Update: Sources close to EA refute any claim that the publisher was not aware of Casey Hudson’s plans. Said source also told VentureBeat that key figures were aware of the Game Awards trailer and that CEO Andrew Wilson’s Visit to BioWare Edmonton was not in response to the game’s debut.
The original article is available below.
The Trailer Was a Rush Job, Apparently
Back in November 2018, BioWare General Manager Casey Hudson delivered a promise, that Dragon Age 4 would appear somewhere by the end of the year. As it turns out, the developer was never meant to drop any sort of hint on the game’s development.
2018 was a recuperation year for BioWare, following the less-than-stellar release of Mass Effect: Andromeda. On multiple occasions, the studio reaffirmed that the franchise wasn’t dead. During one of those moments, Hudson also took the time to tease something Dragon Age-related. With the Anthem on the horizon, perhaps the goal was to reassure fans that the team wouldn’t forsake their single-player, story-driven titles.
“Dragon Age is an incredibly important franchise in our studio, and we’re excited to continue its legacy. Look for more on this in the coming month (though I won’t tell you where to look…)”
On EA’s side of things, there weren’t plans to reveal Dragon Age 4 at The Game Awards, according to a report from VentureBeat. As a matter of fact, BioWare was specifically told not to mention the game. Nevertheless, the publisher scrambled to concoct a trailer in time for the ceremony. After the trailer debuted, Electronic Arts CEO Andrew Wilson actually flew to Edmonton to check up on Dragon Age 4’s development. With the game’s launch years away, there’s plenty of room for trial and error. Error is what has the EA brass worried.

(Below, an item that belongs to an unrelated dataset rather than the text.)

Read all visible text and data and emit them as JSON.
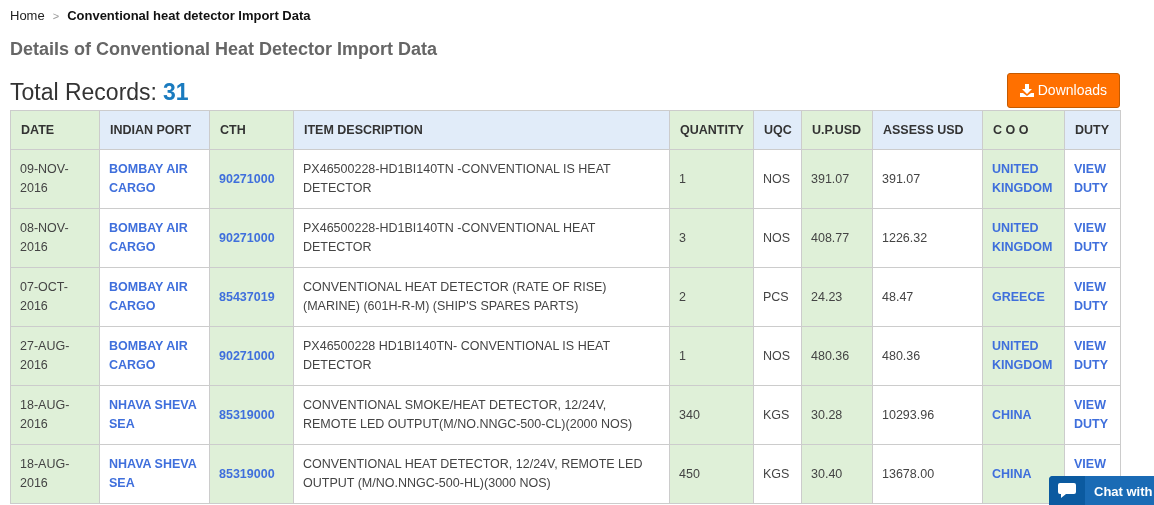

Up until Anthem’s launch, BioWare Edmonton was above the sort of scrutiny we saw with BioWare Montreal (Mass Effect: Andromeda) and BioWare Austin (Star Wars: The Old Republic). Though the team has hiccuped in the past, they’d never launched a game so critically panned. Therefore, Wilson has every reason to be concerned about Dragon Age 4 and where development will lead. The question now is, will BioWare Edmonton find a way to address the mistakes of the past? Do the studio’s issues stem from its leadership and the Frostbite Engine?